“It’d be fun,” Maxwell said. “I bet I could finally get high average for my bowling league some season.”
“Here.” Death picked up a large carving knife and handed it to Maxwell. “Take this knife. Thrust it into your stomach. If God really does favor you, he will stop you from killing yourself. Then, you will know and will finally be able to celebrate.”
Maxwell laughed. “Can you imagine me showing up at the hospital with a carving knife sticking out of my gut? And when the doctors ask what happened, I tell them: ‘I was just checking to see if God loved me?’”
Maxwell took a long drink from his wine.
“Plus, whether God loves me a lot or just a little, I don’t think it’s a good idea to go testing him like that. I’ve seen a lot of televangelists go down that route, and that ain’t me.”
“What if it is?”
“Did you see Tammy Faye Baker’s tattooed mascara tears back in the day?” MAxwell asked, washing his hands. “Uh uh, Bubba. I don’t want nothing to do with the kind of thing that make people do that to themselves.”
Death laughed. Maxwell dipped vegetables into the charset and handed some to Death. Death declined. Maxwell shrugged and ate the vegetables anyway.
“You’re funny,” he said. “You’ve got a remarkable personality. Have you considered doing a podcast or TikTok or something?”
“There’s this friend of mine in Texas who does a podcast with his church. It’s called ‘Under The Water Tower.’ I thought about doing a response podcast to his podcast once. I’d call it ‘Water Tower Adjacent,’ and I’d spend my time making jokes at his expense.”
“That sounds promising. What if I could help you grow your podcast – or TikTok or YouTube Channel or whatever? What if you could get your words into every corner of the earth? Does that sound like something that would interest you? All you’d have to do is follow me.”
Maxwell Bennett was confused.
“Follow you? Like on Twitter?”
“No. Like follow my lead. Go where I tell you to go. Worship me.”
“Oh, absolutely not. My friends all tell me I’m a #nofilter kind of guy. I get myself a podcast and get the word out to the whole world, I’m liable to say something stupid. And what then? I’ve got a record of me making an ass of myself for everyone to see.”
“Don’t you already have a blog?” Death asked.
“Nobody reads blogs,” Mawell Bennet said. “And anyway. The way I figure it, worshipping God is what got me this far. I might as well keep at it now. No one’s better than him, right?”
“Right,” Death said, frustrated.
“We’re at the part where we recite the story of Exodus. Would you care to do the honors?” Maxwell asked.

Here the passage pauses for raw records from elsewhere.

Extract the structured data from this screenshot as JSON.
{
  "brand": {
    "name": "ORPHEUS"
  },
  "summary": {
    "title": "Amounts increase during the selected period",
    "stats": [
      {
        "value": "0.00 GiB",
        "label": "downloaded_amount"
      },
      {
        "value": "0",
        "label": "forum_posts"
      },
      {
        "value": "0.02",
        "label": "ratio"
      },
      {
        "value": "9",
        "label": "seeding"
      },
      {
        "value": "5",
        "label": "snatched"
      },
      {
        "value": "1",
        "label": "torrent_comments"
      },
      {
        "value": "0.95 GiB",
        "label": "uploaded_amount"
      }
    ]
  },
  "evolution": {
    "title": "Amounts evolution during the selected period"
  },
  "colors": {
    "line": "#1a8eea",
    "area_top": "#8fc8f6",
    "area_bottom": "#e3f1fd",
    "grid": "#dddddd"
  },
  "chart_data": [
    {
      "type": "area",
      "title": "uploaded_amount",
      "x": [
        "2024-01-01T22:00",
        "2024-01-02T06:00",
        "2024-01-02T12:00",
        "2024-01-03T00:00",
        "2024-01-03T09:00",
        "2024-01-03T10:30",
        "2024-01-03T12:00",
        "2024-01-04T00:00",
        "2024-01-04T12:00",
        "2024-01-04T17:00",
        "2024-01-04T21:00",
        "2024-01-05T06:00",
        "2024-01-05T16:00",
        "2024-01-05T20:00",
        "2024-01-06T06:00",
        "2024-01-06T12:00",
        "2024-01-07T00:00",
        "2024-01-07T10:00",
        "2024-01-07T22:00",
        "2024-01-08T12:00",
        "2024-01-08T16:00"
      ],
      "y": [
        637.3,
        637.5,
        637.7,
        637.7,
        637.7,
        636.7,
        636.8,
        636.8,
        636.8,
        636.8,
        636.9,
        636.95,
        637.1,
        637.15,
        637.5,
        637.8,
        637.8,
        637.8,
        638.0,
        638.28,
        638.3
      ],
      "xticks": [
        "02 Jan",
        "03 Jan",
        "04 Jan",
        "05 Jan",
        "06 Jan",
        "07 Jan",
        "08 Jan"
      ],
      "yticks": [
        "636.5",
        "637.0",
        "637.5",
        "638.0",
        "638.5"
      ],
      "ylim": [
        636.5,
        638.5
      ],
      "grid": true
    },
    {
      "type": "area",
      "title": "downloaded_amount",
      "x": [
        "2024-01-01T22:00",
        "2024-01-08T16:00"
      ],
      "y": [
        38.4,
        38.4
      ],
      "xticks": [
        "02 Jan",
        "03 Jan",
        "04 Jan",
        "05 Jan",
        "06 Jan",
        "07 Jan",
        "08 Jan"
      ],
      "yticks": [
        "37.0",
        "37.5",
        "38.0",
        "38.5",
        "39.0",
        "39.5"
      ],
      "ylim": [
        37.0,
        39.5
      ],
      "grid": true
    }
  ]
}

“I think your passover tradition has already done its job,” Death said, standing up. He reached to shake Maxwell’s Hand. Maxwell reciprocated.
“It’s been a pleasure meeting you,” Maxwell said.
“Likewise,” Death said, and he left.
Maxwell shrugged, sat down.
“Now, I’ve got to do this all by myself,” he said as he thumbed through a well-worn Bible to the book of Exodus. Of all the weird things to happen in his life, this was by far the weirdest.
Maxwell was about to close his eyes to begin the prayers, when he noticed a slip of paper next to the chair where Death so recently sat. He opened it.
“Dear Maxwell. It truly was a pleasure meeting you this evening. You are a good man. Stay strong in the faith and God will see you through many struggles. Sincerely, Death.”
Maxwell Bennett flipped the page over, where the note continued.
“P.S. See you in six months.”
Maxwell Bennett smiled. “We’ll see,” he said. “We’ll see.”